What might this all mean in the coming years? What will Latinos’ attitudes and public opinion look or sound like after the second decade of the twenty-first century? Which factors will influence those views? The preceding chapters have drawn on the 2006 Latino National Survey and have considered an array of evidence on a wide range of substantive questions regarding Latinos’ perspectives about issues central to their place in the American political and social structure. Along with learning much about what Latinos think regarding those issues, we have explored why that is, which variables and attributes may be related to and thus help explain their outlooks.
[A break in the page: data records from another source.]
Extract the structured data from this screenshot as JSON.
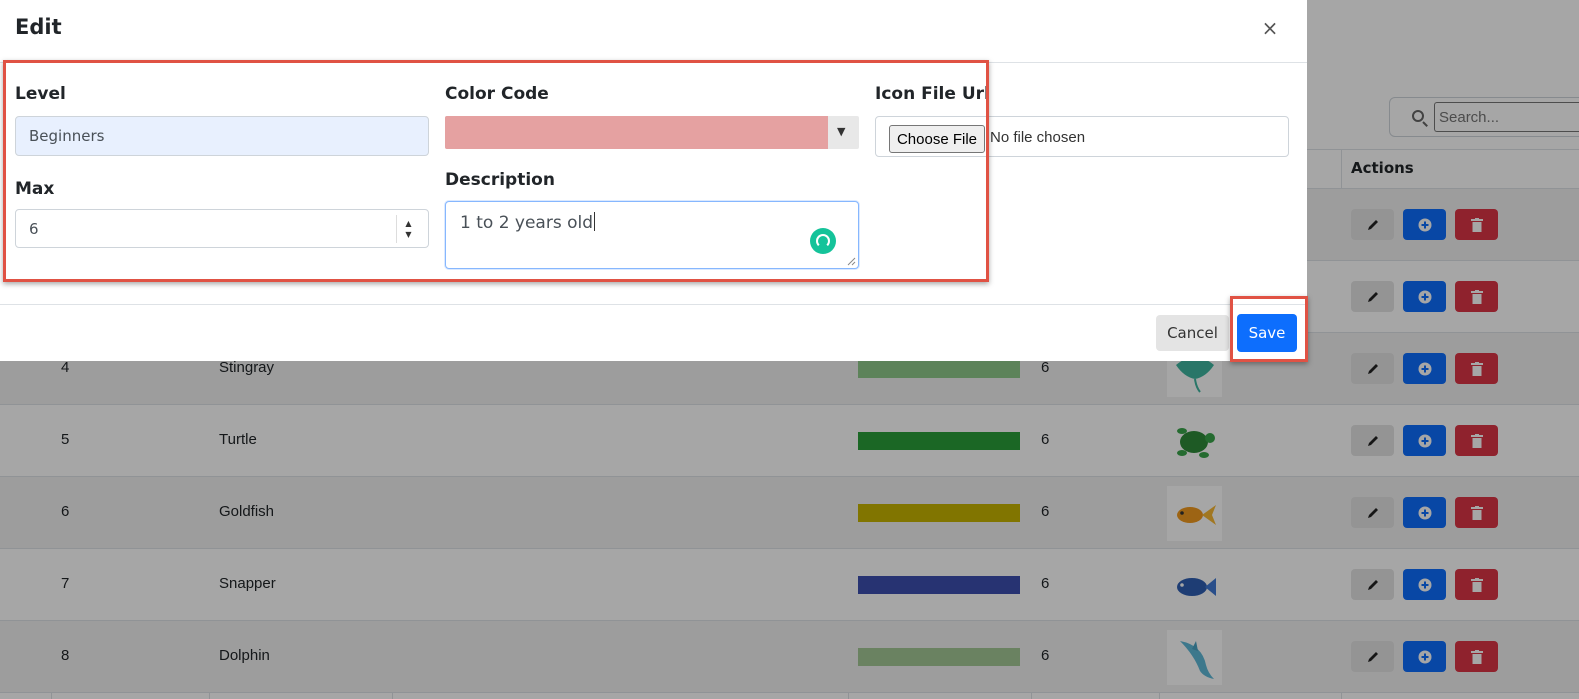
{
  "modal": {
    "title": "Edit",
    "close_glyph": "×",
    "level_label": "Level",
    "level_value": "Beginners",
    "max_label": "Max",
    "max_value": "6",
    "color_label": "Color Code",
    "color_value_hex": "#e5a1a1",
    "description_label": "Description",
    "description_value": "1 to 2 years old",
    "icon_label": "Icon File Url",
    "choose_file_label": "Choose File",
    "file_status": "No file chosen",
    "cancel_label": "Cancel",
    "save_label": "Save"
  },
  "search": {
    "placeholder": "Search..."
  },
  "table": {
    "actions_header": "Actions",
    "rows": [
      {
        "id": "4",
        "name": "Stingray",
        "color": "#8fc98a",
        "max": "6",
        "icon": "stingray-icon"
      },
      {
        "id": "5",
        "name": "Turtle",
        "color": "#2a9e3a",
        "max": "6",
        "icon": "turtle-icon"
      },
      {
        "id": "6",
        "name": "Goldfish",
        "color": "#c6b400",
        "max": "6",
        "icon": "goldfish-icon"
      },
      {
        "id": "7",
        "name": "Snapper",
        "color": "#3d4fb0",
        "max": "6",
        "icon": "snapper-icon"
      },
      {
        "id": "8",
        "name": "Dolphin",
        "color": "#a3c896",
        "max": "6",
        "icon": "dolphin-icon"
      }
    ]
  },
  "colors": {
    "primary": "#0d6efd",
    "danger": "#dc3545",
    "highlight": "#e05244",
    "grammarly": "#15c39a"
  }
}
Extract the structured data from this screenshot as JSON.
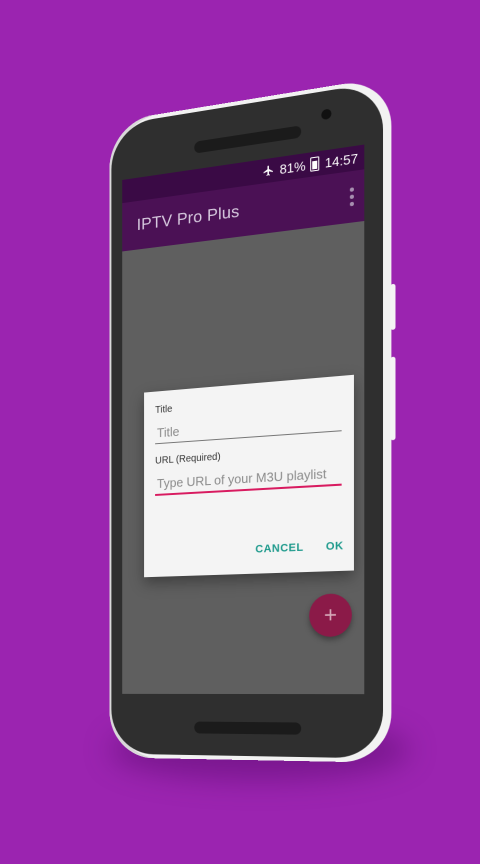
{
  "status_bar": {
    "battery": "81%",
    "time": "14:57",
    "icons": [
      "airplane-icon",
      "battery-icon"
    ]
  },
  "app_bar": {
    "title": "IPTV Pro Plus",
    "menu_icon": "overflow-menu-icon"
  },
  "dialog": {
    "title_label": "Title",
    "title_placeholder": "Title",
    "url_label": "URL (Required)",
    "url_placeholder": "Type URL of your M3U playlist",
    "cancel_label": "CANCEL",
    "ok_label": "OK"
  },
  "fab": {
    "label": "+",
    "icon": "plus-icon"
  },
  "colors": {
    "background": "#9b24b0",
    "app_bar": "#4b1155",
    "status_bar": "#3a0a45",
    "accent": "#1e9a8c",
    "input_active": "#d81b60",
    "fab": "#8b1a48"
  }
}
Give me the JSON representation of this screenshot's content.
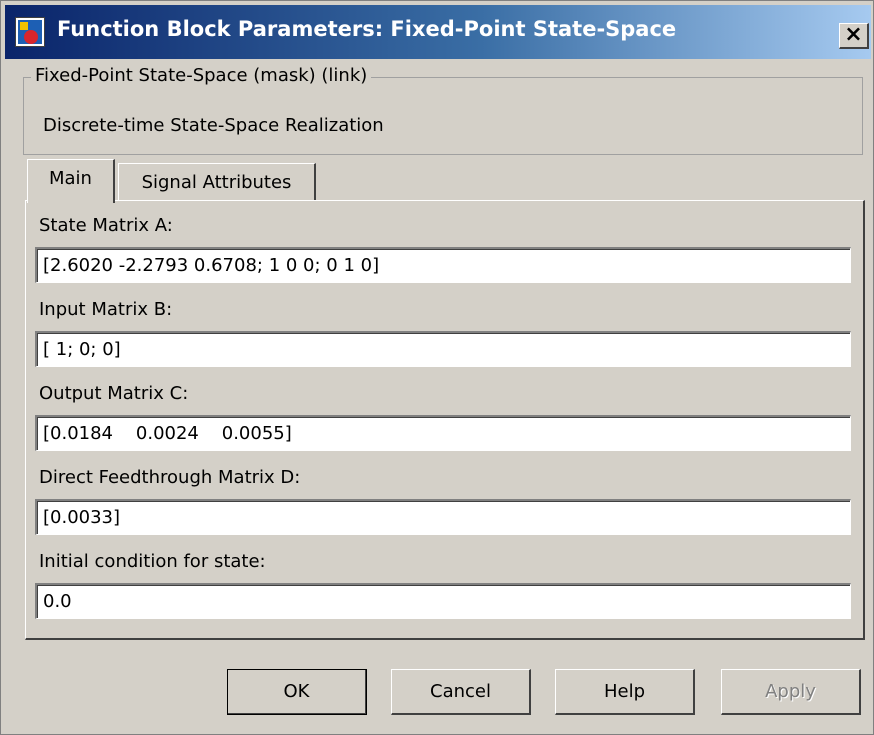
{
  "window": {
    "title": "Function Block Parameters: Fixed-Point State-Space",
    "close_label": "×"
  },
  "group": {
    "legend": "Fixed-Point State-Space (mask) (link)",
    "description": "Discrete-time State-Space Realization"
  },
  "tabs": [
    {
      "label": "Main",
      "selected": true
    },
    {
      "label": "Signal Attributes",
      "selected": false
    }
  ],
  "fields": [
    {
      "label": "State Matrix A:",
      "value": "[2.6020 -2.2793 0.6708; 1 0 0; 0 1 0]"
    },
    {
      "label": "Input Matrix B:",
      "value": "[ 1; 0; 0]"
    },
    {
      "label": "Output Matrix C:",
      "value": "[0.0184    0.0024    0.0055]"
    },
    {
      "label": "Direct Feedthrough Matrix D:",
      "value": "[0.0033]"
    },
    {
      "label": "Initial condition for state:",
      "value": "0.0"
    }
  ],
  "buttons": {
    "ok": "OK",
    "cancel": "Cancel",
    "help": "Help",
    "apply": "Apply",
    "apply_enabled": false
  },
  "colors": {
    "titlebar_start": "#0a246a",
    "titlebar_end": "#a6caf0",
    "dialog_bg": "#d4d0c8"
  },
  "icons": {
    "app": "simulink-block-icon",
    "close": "close-icon"
  }
}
In conclusion, we extend the assessment of those explanatory factors and consider their implications for Latinos in the (near) future of American society and politics, providing a discussion looking forward and extrapolating from the body of evidence presented in our analyses. In short, we offer some informed suppositions on what the future may hold.
To a considerable degree, what emerges from the chapters in this volume points to a modified assimilation story. However, the breadth and richness of our evidence has also allowed us to uncover nuance and variation in Latinos’ views on an array of issues, which suggests a different, more complex outlook – one that might be characterized as neoassimilation – with Latinos both adapting to the larger society and the larger society changing in response, and with assimilation not precluding the retention of distinctive cultural ties. This conclusion highlights some of our most notable findings.